Work request: Set the following entries down again exactly, line by line.

Material for this task:
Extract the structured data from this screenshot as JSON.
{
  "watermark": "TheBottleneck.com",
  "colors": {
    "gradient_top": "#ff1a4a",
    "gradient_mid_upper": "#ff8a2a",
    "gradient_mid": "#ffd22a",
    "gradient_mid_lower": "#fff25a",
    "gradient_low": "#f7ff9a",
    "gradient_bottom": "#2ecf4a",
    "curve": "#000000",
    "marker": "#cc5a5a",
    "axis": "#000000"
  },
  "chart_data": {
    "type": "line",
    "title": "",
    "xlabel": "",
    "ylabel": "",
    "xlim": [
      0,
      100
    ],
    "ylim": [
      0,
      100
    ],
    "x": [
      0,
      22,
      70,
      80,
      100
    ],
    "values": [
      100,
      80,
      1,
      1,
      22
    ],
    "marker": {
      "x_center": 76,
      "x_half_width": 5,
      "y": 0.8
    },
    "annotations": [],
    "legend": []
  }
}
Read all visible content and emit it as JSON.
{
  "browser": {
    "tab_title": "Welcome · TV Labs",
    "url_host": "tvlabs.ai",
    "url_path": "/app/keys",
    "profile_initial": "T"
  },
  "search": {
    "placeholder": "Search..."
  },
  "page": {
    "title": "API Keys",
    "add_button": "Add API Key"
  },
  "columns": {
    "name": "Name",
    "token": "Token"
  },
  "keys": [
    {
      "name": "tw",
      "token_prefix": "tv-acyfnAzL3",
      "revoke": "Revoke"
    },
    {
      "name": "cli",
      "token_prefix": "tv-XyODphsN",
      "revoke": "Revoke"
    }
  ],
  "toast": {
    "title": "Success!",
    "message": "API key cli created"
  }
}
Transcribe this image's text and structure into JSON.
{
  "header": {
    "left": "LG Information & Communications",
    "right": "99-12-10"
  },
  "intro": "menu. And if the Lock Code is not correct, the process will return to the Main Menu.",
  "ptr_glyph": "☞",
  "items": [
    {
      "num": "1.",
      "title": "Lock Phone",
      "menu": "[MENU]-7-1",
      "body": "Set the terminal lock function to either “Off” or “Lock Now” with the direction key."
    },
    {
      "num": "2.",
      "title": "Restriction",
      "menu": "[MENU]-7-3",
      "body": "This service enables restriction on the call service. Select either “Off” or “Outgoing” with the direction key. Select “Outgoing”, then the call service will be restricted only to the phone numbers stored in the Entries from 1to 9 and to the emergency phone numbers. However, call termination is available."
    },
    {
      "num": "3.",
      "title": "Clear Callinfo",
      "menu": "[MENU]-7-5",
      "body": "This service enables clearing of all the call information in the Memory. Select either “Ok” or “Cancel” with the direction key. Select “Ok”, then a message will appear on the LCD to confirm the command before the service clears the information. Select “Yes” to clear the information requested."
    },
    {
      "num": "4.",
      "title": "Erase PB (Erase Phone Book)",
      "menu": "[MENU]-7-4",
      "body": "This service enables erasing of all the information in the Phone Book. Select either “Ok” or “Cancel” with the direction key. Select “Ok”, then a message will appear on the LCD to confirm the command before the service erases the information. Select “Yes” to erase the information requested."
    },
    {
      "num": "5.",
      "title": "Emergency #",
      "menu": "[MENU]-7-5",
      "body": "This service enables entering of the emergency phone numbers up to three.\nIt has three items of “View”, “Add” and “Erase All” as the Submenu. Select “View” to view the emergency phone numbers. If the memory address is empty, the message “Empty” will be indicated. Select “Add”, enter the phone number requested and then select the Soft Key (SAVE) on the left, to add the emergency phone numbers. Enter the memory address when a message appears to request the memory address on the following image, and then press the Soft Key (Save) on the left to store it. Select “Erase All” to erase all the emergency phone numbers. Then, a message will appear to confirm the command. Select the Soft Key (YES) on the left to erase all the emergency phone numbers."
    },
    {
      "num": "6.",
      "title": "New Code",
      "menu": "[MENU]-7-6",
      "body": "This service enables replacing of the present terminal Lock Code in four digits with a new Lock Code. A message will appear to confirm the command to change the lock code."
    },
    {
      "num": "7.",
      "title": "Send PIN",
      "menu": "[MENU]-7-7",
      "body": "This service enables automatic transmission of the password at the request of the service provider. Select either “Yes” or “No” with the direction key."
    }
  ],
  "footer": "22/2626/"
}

Answer space:
Extract the structured data from this screenshot as JSON.
{
  "watermark": "TheBottleneck.com",
  "colors": {
    "gradient_top": "#ff1a4a",
    "gradient_mid_upper": "#ff8a2a",
    "gradient_mid": "#ffd22a",
    "gradient_mid_lower": "#fff25a",
    "gradient_low": "#f7ff9a",
    "gradient_bottom": "#2ecf4a",
    "curve": "#000000",
    "marker": "#cc5a5a",
    "axis": "#000000"
  },
  "chart_data": {
    "type": "line",
    "title": "",
    "xlabel": "",
    "ylabel": "",
    "xlim": [
      0,
      100
    ],
    "ylim": [
      0,
      100
    ],
    "x": [
      0,
      22,
      70,
      80,
      100
    ],
    "values": [
      100,
      80,
      1,
      1,
      22
    ],
    "marker": {
      "x_center": 76,
      "x_half_width": 5,
      "y": 0.8
    },
    "annotations": [],
    "legend": []
  }
}
Read all visible content and emit it as JSON.
{
  "browser": {
    "tab_title": "Welcome · TV Labs",
    "url_host": "tvlabs.ai",
    "url_path": "/app/keys",
    "profile_initial": "T"
  },
  "search": {
    "placeholder": "Search..."
  },
  "page": {
    "title": "API Keys",
    "add_button": "Add API Key"
  },
  "columns": {
    "name": "Name",
    "token": "Token"
  },
  "keys": [
    {
      "name": "tw",
      "token_prefix": "tv-acyfnAzL3",
      "revoke": "Revoke"
    },
    {
      "name": "cli",
      "token_prefix": "tv-XyODphsN",
      "revoke": "Revoke"
    }
  ],
  "toast": {
    "title": "Success!",
    "message": "API key cli created"
  }
}
Transcribe this image's text and structure into JSON.
{
  "header": {
    "left": "LG Information & Communications",
    "right": "99-12-10"
  },
  "intro": "menu. And if the Lock Code is not correct, the process will return to the Main Menu.",
  "ptr_glyph": "☞",
  "items": [
    {
      "num": "1.",
      "title": "Lock Phone",
      "menu": "[MENU]-7-1",
      "body": "Set the terminal lock function to either “Off” or “Lock Now” with the direction key."
    },
    {
      "num": "2.",
      "title": "Restriction",
      "menu": "[MENU]-7-3",
      "body": "This service enables restriction on the call service. Select either “Off” or “Outgoing” with the direction key. Select “Outgoing”, then the call service will be restricted only to the phone numbers stored in the Entries from 1to 9 and to the emergency phone numbers. However, call termination is available."
    },
    {
      "num": "3.",
      "title": "Clear Callinfo",
      "menu": "[MENU]-7-5",
      "body": "This service enables clearing of all the call information in the Memory. Select either “Ok” or “Cancel” with the direction key. Select “Ok”, then a message will appear on the LCD to confirm the command before the service clears the information. Select “Yes” to clear the information requested."
    },
    {
      "num": "4.",
      "title": "Erase PB (Erase Phone Book)",
      "menu": "[MENU]-7-4",
      "body": "This service enables erasing of all the information in the Phone Book. Select either “Ok” or “Cancel” with the direction key. Select “Ok”, then a message will appear on the LCD to confirm the command before the service erases the information. Select “Yes” to erase the information requested."
    },
    {
      "num": "5.",
      "title": "Emergency #",
      "menu": "[MENU]-7-5",
      "body": "This service enables entering of the emergency phone numbers up to three.\nIt has three items of “View”, “Add” and “Erase All” as the Submenu. Select “View” to view the emergency phone numbers. If the memory address is empty, the message “Empty” will be indicated. Select “Add”, enter the phone number requested and then select the Soft Key (SAVE) on the left, to add the emergency phone numbers. Enter the memory address when a message appears to request the memory address on the following image, and then press the Soft Key (Save) on the left to store it. Select “Erase All” to erase all the emergency phone numbers. Then, a message will appear to confirm the command. Select the Soft Key (YES) on the left to erase all the emergency phone numbers."
    },
    {
      "num": "6.",
      "title": "New Code",
      "menu": "[MENU]-7-6",
      "body": "This service enables replacing of the present terminal Lock Code in four digits with a new Lock Code. A message will appear to confirm the command to change the lock code."
    },
    {
      "num": "7.",
      "title": "Send PIN",
      "menu": "[MENU]-7-7",
      "body": "This service enables automatic transmission of the password at the request of the service provider. Select either “Yes” or “No” with the direction key."
    }
  ],
  "footer": "22/2626/"
}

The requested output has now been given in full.